Despite being nonverbal due to a condition that affects her brain and nervous system functions, Christine has never let that stop her from speaking her mind or making sure her voice is heard.
Since coming to Goodwill in 2007, she has not only found her own voice, but made sure to help others find theirs.
Here’s a look back at Christine’s journey and an update on where she is now!
Ever since Christine can remember, she’s always used devices as her main method of communication. When she was younger she struggled to find the perfect device, one that would allow her to remain connected to family and friends and communicate with them on a daily basis. At the age of six, Christine started using her first device, an “Alpha Talker,” thru Prentke Romich. It was a very basic device, with the alphabet, numbers, words, pictures, phrases, just enough for her to communicate her needs. Her second device was a “Vanguard,” also thru Prentke Romich. As she got older though, and was able to understand more, she was ready to advance to the next level. The Vanguard had more memory and was capable of doing more things.

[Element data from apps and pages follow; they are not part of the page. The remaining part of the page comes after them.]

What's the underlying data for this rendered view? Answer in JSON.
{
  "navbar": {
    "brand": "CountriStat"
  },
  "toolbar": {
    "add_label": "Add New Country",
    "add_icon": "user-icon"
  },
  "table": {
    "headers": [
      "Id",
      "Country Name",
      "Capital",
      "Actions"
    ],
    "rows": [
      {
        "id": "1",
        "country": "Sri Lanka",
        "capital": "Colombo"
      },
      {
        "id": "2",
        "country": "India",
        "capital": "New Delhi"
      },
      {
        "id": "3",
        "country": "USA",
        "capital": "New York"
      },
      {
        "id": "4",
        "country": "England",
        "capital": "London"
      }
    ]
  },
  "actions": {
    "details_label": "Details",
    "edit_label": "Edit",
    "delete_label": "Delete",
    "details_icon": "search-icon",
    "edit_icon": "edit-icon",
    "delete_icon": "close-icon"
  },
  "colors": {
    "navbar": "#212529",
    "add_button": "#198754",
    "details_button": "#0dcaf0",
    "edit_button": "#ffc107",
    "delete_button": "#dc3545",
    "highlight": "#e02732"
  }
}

It wasn’t until 2007, as Christine was completing her final years of high school, that she began overflowing with things she wanted to say – her thoughts, opinions, ideas and dreams. To do this, she was ready for a more technologically advanced device and one that would allow her to access the Internet. Before California Children’s Services and Medical would approve the purchase of a new one, a third party assessment was required. That’s when she was sent to Goodwill of Orange County’s Assistive Technology Exchange Center (ATEC).
Upon her first visit to the Assistive Technology Exchange Center, Christine met with a speech pathologist and rehabilitation engineer to evaluate her individual communication needs and, develop a strategy to get her where she wanted to be. For Christine, she was looking for the right device to help her communicate and stay connected with her peers.

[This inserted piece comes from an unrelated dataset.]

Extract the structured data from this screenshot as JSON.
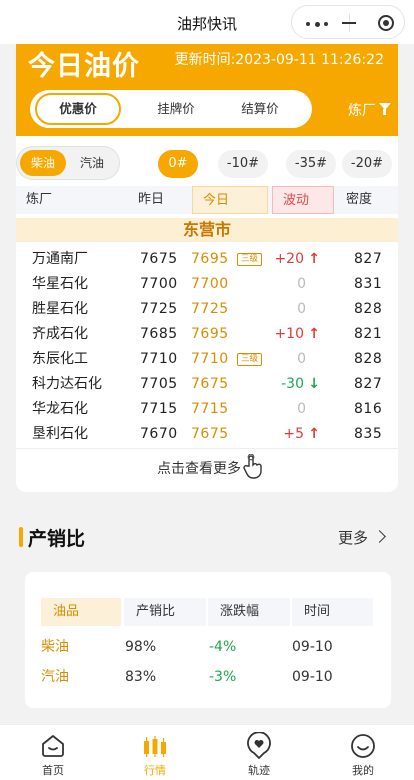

Since that day in 2007, Christine has used an ECO device – the technology device that the Assistive Technology Exchange Center helped her upgrade to.
Christine says, “My ECO not only allows me to speak, it also has Internet which allows me to use Facebook and Instagram, two things that keep me in touch with friends and family.” The device even allows her to pre-program everyday sentences for normal conversations. “It’s quite the device and I would be lost without it,” continued Christine.
During her time visiting the Assistive Technology Exchange Center, she became involved in different programs including the Assistive Technology chat group, mentoring program and even gave presentations at the annual Assessment Training Institute Conference.
For the past two school years, Christine has mentored a small group of students at the same elementary school she once attended. She assisted other students who used various types of communication devices, to help them use their devices more effectively in the classroom.
“I jumped at the chance to do it! It’s something I truly enjoy doing and I like when they use their device to communicate with me,” said Christine about the experience. She’s currently looking for her next mentoring opportunity and can’t wait to start again soon.
Always looking for ways to impact and help others, Christine’s latest endeavor and hope is to see the cost come down for devices like hers so it’s more affordable for families. As it is currently, there is a lot of paperwork and trying to convince insurance companies to approve of payment for a device.
“They don’t realize how important it is for someone who can’t speak to have the ability to communicate,” she says.
Not only is Christine’s voice heard, it is amplified to help encourage, mentor and support others with speech disabilities.